_Problem details_
Each record below must be returned exactly as shown.

_Data in this exercise_

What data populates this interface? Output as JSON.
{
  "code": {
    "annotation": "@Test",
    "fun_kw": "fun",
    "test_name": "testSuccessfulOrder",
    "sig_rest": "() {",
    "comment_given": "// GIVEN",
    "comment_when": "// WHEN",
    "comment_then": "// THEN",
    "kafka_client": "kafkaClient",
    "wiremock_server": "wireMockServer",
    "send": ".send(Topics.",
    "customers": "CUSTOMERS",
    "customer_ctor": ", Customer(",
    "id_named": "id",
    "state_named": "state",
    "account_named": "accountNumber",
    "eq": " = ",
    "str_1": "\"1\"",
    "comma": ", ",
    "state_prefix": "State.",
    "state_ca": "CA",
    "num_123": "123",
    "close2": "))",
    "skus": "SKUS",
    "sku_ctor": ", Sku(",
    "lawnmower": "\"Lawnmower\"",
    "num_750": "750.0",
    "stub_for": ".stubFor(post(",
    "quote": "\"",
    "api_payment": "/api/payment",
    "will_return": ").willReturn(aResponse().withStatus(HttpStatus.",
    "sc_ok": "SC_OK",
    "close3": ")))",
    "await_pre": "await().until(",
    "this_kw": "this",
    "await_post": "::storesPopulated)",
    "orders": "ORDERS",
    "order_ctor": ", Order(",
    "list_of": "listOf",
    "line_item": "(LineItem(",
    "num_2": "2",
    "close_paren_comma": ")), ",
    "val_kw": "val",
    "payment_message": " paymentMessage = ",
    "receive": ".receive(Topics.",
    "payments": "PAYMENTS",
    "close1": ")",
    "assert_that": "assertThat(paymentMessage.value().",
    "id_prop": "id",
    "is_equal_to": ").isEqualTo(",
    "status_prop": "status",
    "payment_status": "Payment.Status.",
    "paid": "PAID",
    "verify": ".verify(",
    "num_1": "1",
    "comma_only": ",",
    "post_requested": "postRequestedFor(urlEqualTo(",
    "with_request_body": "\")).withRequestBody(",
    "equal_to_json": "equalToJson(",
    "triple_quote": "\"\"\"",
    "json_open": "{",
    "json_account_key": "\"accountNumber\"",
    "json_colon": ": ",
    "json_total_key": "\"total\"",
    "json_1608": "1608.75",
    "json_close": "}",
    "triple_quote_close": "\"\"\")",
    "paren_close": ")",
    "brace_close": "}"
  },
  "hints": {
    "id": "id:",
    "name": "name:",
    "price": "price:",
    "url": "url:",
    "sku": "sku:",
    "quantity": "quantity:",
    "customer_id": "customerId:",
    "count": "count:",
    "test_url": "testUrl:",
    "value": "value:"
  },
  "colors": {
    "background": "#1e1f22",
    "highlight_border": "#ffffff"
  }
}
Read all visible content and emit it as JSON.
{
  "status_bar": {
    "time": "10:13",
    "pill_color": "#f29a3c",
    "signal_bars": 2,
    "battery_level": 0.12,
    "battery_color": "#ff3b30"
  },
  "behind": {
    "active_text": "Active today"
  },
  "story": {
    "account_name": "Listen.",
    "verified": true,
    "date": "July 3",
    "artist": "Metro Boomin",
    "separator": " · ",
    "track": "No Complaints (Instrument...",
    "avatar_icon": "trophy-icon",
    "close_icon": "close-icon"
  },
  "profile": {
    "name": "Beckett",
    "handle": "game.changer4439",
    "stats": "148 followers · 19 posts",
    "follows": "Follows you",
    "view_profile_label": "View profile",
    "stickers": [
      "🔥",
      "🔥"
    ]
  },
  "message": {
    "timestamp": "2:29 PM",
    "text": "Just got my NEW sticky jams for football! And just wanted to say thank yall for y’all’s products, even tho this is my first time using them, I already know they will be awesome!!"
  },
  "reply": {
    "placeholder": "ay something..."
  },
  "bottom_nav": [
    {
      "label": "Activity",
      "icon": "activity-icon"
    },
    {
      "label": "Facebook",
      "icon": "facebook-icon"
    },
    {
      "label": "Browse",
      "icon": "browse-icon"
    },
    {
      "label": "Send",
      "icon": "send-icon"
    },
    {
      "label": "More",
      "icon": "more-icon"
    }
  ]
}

_Solved exercise_
What data populates this interface? Output as JSON.
{
  "code": {
    "annotation": "@Test",
    "fun_kw": "fun",
    "test_name": "testSuccessfulOrder",
    "sig_rest": "() {",
    "comment_given": "// GIVEN",
    "comment_when": "// WHEN",
    "comment_then": "// THEN",
    "kafka_client": "kafkaClient",
    "wiremock_server": "wireMockServer",
    "send": ".send(Topics.",
    "customers": "CUSTOMERS",
    "customer_ctor": ", Customer(",
    "id_named": "id",
    "state_named": "state",
    "account_named": "accountNumber",
    "eq": " = ",
    "str_1": "\"1\"",
    "comma": ", ",
    "state_prefix": "State.",
    "state_ca": "CA",
    "num_123": "123",
    "close2": "))",
    "skus": "SKUS",
    "sku_ctor": ", Sku(",
    "lawnmower": "\"Lawnmower\"",
    "num_750": "750.0",
    "stub_for": ".stubFor(post(",
    "quote": "\"",
    "api_payment": "/api/payment",
    "will_return": ").willReturn(aResponse().withStatus(HttpStatus.",
    "sc_ok": "SC_OK",
    "close3": ")))",
    "await_pre": "await().until(",
    "this_kw": "this",
    "await_post": "::storesPopulated)",
    "orders": "ORDERS",
    "order_ctor": ", Order(",
    "list_of": "listOf",
    "line_item": "(LineItem(",
    "num_2": "2",
    "close_paren_comma": ")), ",
    "val_kw": "val",
    "payment_message": " paymentMessage = ",
    "receive": ".receive(Topics.",
    "payments": "PAYMENTS",
    "close1": ")",
    "assert_that": "assertThat(paymentMessage.value().",
    "id_prop": "id",
    "is_equal_to": ").isEqualTo(",
    "status_prop": "status",
    "payment_status": "Payment.Status.",
    "paid": "PAID",
    "verify": ".verify(",
    "num_1": "1",
    "comma_only": ",",
    "post_requested": "postRequestedFor(urlEqualTo(",
    "with_request_body": "\")).withRequestBody(",
    "equal_to_json": "equalToJson(",
    "triple_quote": "\"\"\"",
    "json_open": "{",
    "json_account_key": "\"accountNumber\"",
    "json_colon": ": ",
    "json_total_key": "\"total\"",
    "json_1608": "1608.75",
    "json_close": "}",
    "triple_quote_close": "\"\"\")",
    "paren_close": ")",
    "brace_close": "}"
  },
  "hints": {
    "id": "id:",
    "name": "name:",
    "price": "price:",
    "url": "url:",
    "sku": "sku:",
    "quantity": "quantity:",
    "customer_id": "customerId:",
    "count": "count:",
    "test_url": "testUrl:",
    "value": "value:"
  },
  "colors": {
    "background": "#1e1f22",
    "highlight_border": "#ffffff"
  }
}
Read all visible content and emit it as JSON.
{
  "status_bar": {
    "time": "10:13",
    "pill_color": "#f29a3c",
    "signal_bars": 2,
    "battery_level": 0.12,
    "battery_color": "#ff3b30"
  },
  "behind": {
    "active_text": "Active today"
  },
  "story": {
    "account_name": "Listen.",
    "verified": true,
    "date": "July 3",
    "artist": "Metro Boomin",
    "separator": " · ",
    "track": "No Complaints (Instrument...",
    "avatar_icon": "trophy-icon",
    "close_icon": "close-icon"
  },
  "profile": {
    "name": "Beckett",
    "handle": "game.changer4439",
    "stats": "148 followers · 19 posts",
    "follows": "Follows you",
    "view_profile_label": "View profile",
    "stickers": [
      "🔥",
      "🔥"
    ]
  },
  "message": {
    "timestamp": "2:29 PM",
    "text": "Just got my NEW sticky jams for football! And just wanted to say thank yall for y’all’s products, even tho this is my first time using them, I already know they will be awesome!!"
  },
  "reply": {
    "placeholder": "ay something..."
  },
  "bottom_nav": [
    {
      "label": "Activity",
      "icon": "activity-icon"
    },
    {
      "label": "Facebook",
      "icon": "facebook-icon"
    },
    {
      "label": "Browse",
      "icon": "browse-icon"
    },
    {
      "label": "Send",
      "icon": "send-icon"
    },
    {
      "label": "More",
      "icon": "more-icon"
    }
  ]
}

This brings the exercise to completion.